The biggest mistake new gardeners make is starting with too much and it becomes overwhelming instead of relaxing and fun.  If you have a small space or just want a small garden, here are some tips  How to decide what to plant for small spaces?

When do edibles start growing again?

Sunday, January 12, 2020

If you have noticed that plants stop growing in the winter, whether indoors or out, you would be right.  It is not just the temperatures that affect this slow down.  It is the amount of sunlight.

Basically, plants go dormant when receiving less than 10 hours of daylight.  For my latitude, this is from November 22-January 19.  You can look on this site to see when your daylight hits 10 hours.  daylight calendar

When planting in the fall for winter crops, you need to plan that they are at full, harvestable size by November 22nd.  They will remain this size until the end of January, when they begin regrowing.  edible winter garden

Growth starts back up at the end of January, for indoor and outdoor plants.  The lettuce, chard, sorrel, cabbage, kale, celery, and herbs that have overwintered will start growing with vigor again after this time with clear days and warmer temperatures.  Start your edible spring garden now

You can scatter sow seeds now of cold hardy crops and they will be primed for the longer days.  It is surprising to see the little greens popping their heads out in February.  

End of January is also when you start indoor seeds for a jump on spring and summer harvests.  January is indoor seed starting time!
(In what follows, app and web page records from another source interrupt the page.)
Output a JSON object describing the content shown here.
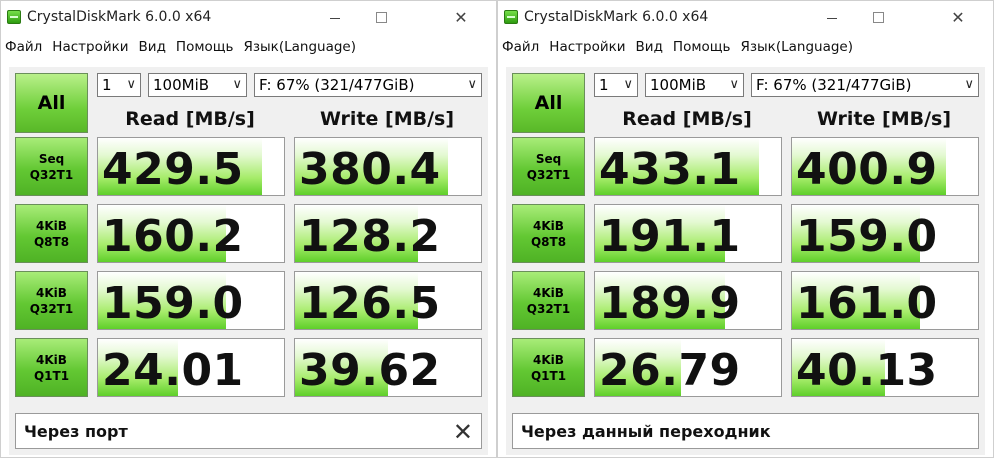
{
  "windows": [
    {
      "title": "CrystalDiskMark 6.0.0 x64",
      "menu": [
        "Файл",
        "Настройки",
        "Вид",
        "Помощь",
        "Язык(Language)"
      ],
      "all_label": "All",
      "count": "1",
      "size": "100MiB",
      "drive": "F: 67% (321/477GiB)",
      "read_header": "Read [MB/s]",
      "write_header": "Write [MB/s]",
      "rows": [
        {
          "label1": "Seq",
          "label2": "Q32T1",
          "read": "429.5",
          "write": "380.4",
          "read_fill": 0.88,
          "write_fill": 0.82
        },
        {
          "label1": "4KiB",
          "label2": "Q8T8",
          "read": "160.2",
          "write": "128.2",
          "read_fill": 0.69,
          "write_fill": 0.66
        },
        {
          "label1": "4KiB",
          "label2": "Q32T1",
          "read": "159.0",
          "write": "126.5",
          "read_fill": 0.69,
          "write_fill": 0.66
        },
        {
          "label1": "4KiB",
          "label2": "Q1T1",
          "read": "24.01",
          "write": "39.62",
          "read_fill": 0.43,
          "write_fill": 0.5
        }
      ],
      "comment": "Через порт",
      "comment_clear_icon": "✕"
    },
    {
      "title": "CrystalDiskMark 6.0.0 x64",
      "menu": [
        "Файл",
        "Настройки",
        "Вид",
        "Помощь",
        "Язык(Language)"
      ],
      "all_label": "All",
      "count": "1",
      "size": "100MiB",
      "drive": "F: 67% (321/477GiB)",
      "read_header": "Read [MB/s]",
      "write_header": "Write [MB/s]",
      "rows": [
        {
          "label1": "Seq",
          "label2": "Q32T1",
          "read": "433.1",
          "write": "400.9",
          "read_fill": 0.88,
          "write_fill": 0.83
        },
        {
          "label1": "4KiB",
          "label2": "Q8T8",
          "read": "191.1",
          "write": "159.0",
          "read_fill": 0.7,
          "write_fill": 0.69
        },
        {
          "label1": "4KiB",
          "label2": "Q32T1",
          "read": "189.9",
          "write": "161.0",
          "read_fill": 0.7,
          "write_fill": 0.69
        },
        {
          "label1": "4KiB",
          "label2": "Q1T1",
          "read": "26.79",
          "write": "40.13",
          "read_fill": 0.46,
          "write_fill": 0.5
        }
      ],
      "comment": "Через данный переходник"
    }
  ]
}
Here is a s...

The force of life is amazing!

Sunday, January 5, 2020

Growing corn

Sunday, January 5, 2020

Scientists believe corn was developed about 10,000 years ago in central Mexico.  It was called maize and still is today.  Maize spread throughout the Americas 2500 years ago.  Native Americans were growing maize well before European colonists arrived.  Original plants produced one small seed head per plant.  By the time European immigrants arrived, maize had the larger ears we are familiar with today and many varieties and colors.

There are about 3 different of edible corn-sweet corn, ornamental Indian corn that can be used ornamentally, as popcorn or ground into corn flour, and dent corn which is used to feed animals and make the corn meal you get in grocery stores.  Corn plants grow to 6-7 feet tall and produce 2 ears per plant in 10-12 weeks.  They are considered a warm season crop and are sown by seed in mid spring.  Plant 2-3 weeks apart and you can get a harvest from midsummer to early fall.

Corn cross pollinates with other corn varieties so planting one type is best or separate different varieties by 250 feet.  Otherwise, you will get corn heads that are a combo of the parents.  Plant in soil that is fertile and at least 60 degrees Fahrenheit, 1-2" deep, in full sun.  Fertilize at planting, at 8" tall and again when the plants are 18" tall.  Since corn grows so tall, it needs lots of nutrition.

Days to harvest varies by cultivars.  For sweet corn, it can be as quick as 62 days to as long as 105 days.  For popping and flour corn, it is between 75 to 120 days.

Harvest sweet corn the ears when the silks turn brown and dries up.  A kernel should spurt milky juice when ripe.  If not eating immediately, store in the refrigerator with the husks intact.  For popcorn, harvest after the stalks turn brown.  Pull husks down or off and hang dry until completely dry.

Sweet corn starts turning its sugars to starch the moment it is picked.  The sweetest corn is the one that is picked and thrown directly into the pot for cooking!